What, exactly, did this extravagance entail? Superintendent Mark Keppel spoke against the “smart filmy gowns” that were “ruinously expensive and altogether inexcusable from any standpoint of reason, art or necessity.” He advocated “reform in dress and death to the hobble skirt, the tube gown, paint and powder, the transparent and cloud-like material in dresses and waists, and to the ‘Baby Doll’ curls and puffs.”
In the end, no legislation was necessary to bring more modest fashions to Monrovia. In 1924, the female students of the Monrovia High School adopted a uniform following a lively debate and a vote of two-thirds majority. The uniform, which a number of students had independently adopted the previous year, was made up of a white middy blouse and a blue skirt. The decision was said to be popular among the general public, who appreciated the simple, attractive style of the uniforms as well as the return to focus on education.

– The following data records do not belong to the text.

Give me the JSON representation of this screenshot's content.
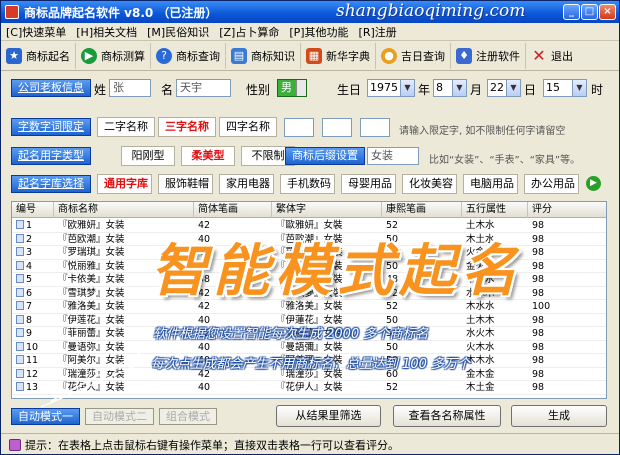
{
  "window": {
    "title": "商标品牌起名软件 v8.0 （已注册）",
    "watermark": "shangbiaoqiming.com"
  },
  "menu": [
    "[C]快速菜单",
    "[H]相关文档",
    "[M]民俗知识",
    "[Z]占卜算命",
    "[P]其他功能",
    "[R]注册"
  ],
  "toolbar": [
    {
      "label": "商标起名",
      "icon": "naming-icon",
      "color": "#2a66d0"
    },
    {
      "label": "商标测算",
      "icon": "calc-icon",
      "color": "#1a9a3a"
    },
    {
      "label": "商标查询",
      "icon": "help-icon",
      "color": "#2a6ad8"
    },
    {
      "label": "商标知识",
      "icon": "book-icon",
      "color": "#3a7ad0"
    },
    {
      "label": "新华字典",
      "icon": "dictionary-icon",
      "color": "#d04a1a"
    },
    {
      "label": "吉日查询",
      "icon": "calendar-icon",
      "color": "#e8a020"
    },
    {
      "label": "注册软件",
      "icon": "shield-icon",
      "color": "#3a6ad0"
    },
    {
      "label": "退出",
      "icon": "exit-icon",
      "color": "#d02020"
    }
  ],
  "company": {
    "button": "公司老板信息",
    "surname_label": "姓",
    "surname": "张",
    "name_label": "名",
    "name": "天宇",
    "gender_label": "性别",
    "gender": "男",
    "birthday_label": "生日",
    "year": "1975",
    "year_unit": "年",
    "month": "8",
    "month_unit": "月",
    "day": "22",
    "day_unit": "日",
    "hour": "15",
    "hour_unit": "时"
  },
  "char_limit": {
    "button": "字数字词限定",
    "options": [
      "二字名称",
      "三字名称",
      "四字名称"
    ],
    "selected": "三字名称",
    "hint": "请输入限定字, 如不限制任何字请留空"
  },
  "style": {
    "button": "起名用字类型",
    "options": [
      "阳刚型",
      "柔美型",
      "不限制"
    ],
    "selected": "柔美型",
    "suffix_button": "商标后缀设置",
    "suffix_value": "女装",
    "suffix_hint": "比如“女装”、“手表”、“家具”等。"
  },
  "library": {
    "button": "起名字库选择",
    "options": [
      "通用字库",
      "服饰鞋帽",
      "家用电器",
      "手机数码",
      "母婴用品",
      "化妆美容",
      "电脑用品",
      "办公用品"
    ],
    "selected": "通用字库"
  },
  "grid": {
    "columns": [
      "编号",
      "商标名称",
      "简体笔画",
      "繁体字",
      "康熙笔画",
      "五行属性",
      "评分"
    ],
    "rows": [
      [
        "1",
        "『欧雅妍』女装",
        "42",
        "『歐雅妍』女裝",
        "52",
        "土木水",
        "98"
      ],
      [
        "2",
        "『芭欧潮』女装",
        "40",
        "『芭歐潮』女裝",
        "50",
        "木土水",
        "98"
      ],
      [
        "3",
        "『罗瑞琪』女装",
        "42",
        "『羅瑞琪』女裝",
        "52",
        "火金木",
        "98"
      ],
      [
        "4",
        "『悦丽雅』女装",
        "40",
        "『悅麗雅』女裝",
        "50",
        "金火木",
        "98"
      ],
      [
        "5",
        "『卡依美』女装",
        "38",
        "『卡依美』女裝",
        "48",
        "木土水",
        "98"
      ],
      [
        "6",
        "『雪琪梦』女装",
        "42",
        "『雪琪夢』女裝",
        "52",
        "水木木",
        "98"
      ],
      [
        "7",
        "『雅洛美』女装",
        "42",
        "『雅洛美』女裝",
        "52",
        "木水水",
        "100"
      ],
      [
        "8",
        "『伊莲花』女装",
        "40",
        "『伊蓮花』女裝",
        "50",
        "土木木",
        "98"
      ],
      [
        "9",
        "『菲丽蕾』女装",
        "42",
        "『菲麗蕾』女裝",
        "52",
        "水火木",
        "98"
      ],
      [
        "10",
        "『曼语弥』女装",
        "40",
        "『曼語彌』女裝",
        "50",
        "火木水",
        "98"
      ],
      [
        "11",
        "『阿美尔』女装",
        "40",
        "『阿美爾』女裝",
        "50",
        "木木水",
        "98"
      ],
      [
        "12",
        "『瑞潼莎』女装",
        "42",
        "『瑞潼莎』女裝",
        "60",
        "金木金",
        "98"
      ],
      [
        "13",
        "『花伊人』女装",
        "40",
        "『花伊人』女裝",
        "52",
        "木土金",
        "98"
      ]
    ]
  },
  "overlay": {
    "headline": "智能模式起名",
    "line1": "软件根据您设置智能每次生成 2000 多个商标名",
    "line2": "每次点生成都会产生不用商标名，总量达到 100 多万个"
  },
  "modes": [
    "自动模式一",
    "自动模式二",
    "组合模式"
  ],
  "actions": {
    "filter": "从结果里筛选",
    "attributes": "查看各名称属性",
    "generate": "生成"
  },
  "status": "提示：在表格上点击鼠标右键有操作菜单；直接双击表格一行可以查看评分。"
}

Source: John L. Wiley, History of Monrovia (Pasadena: Press of Pasadena Star-News, 1927), p. 120-122.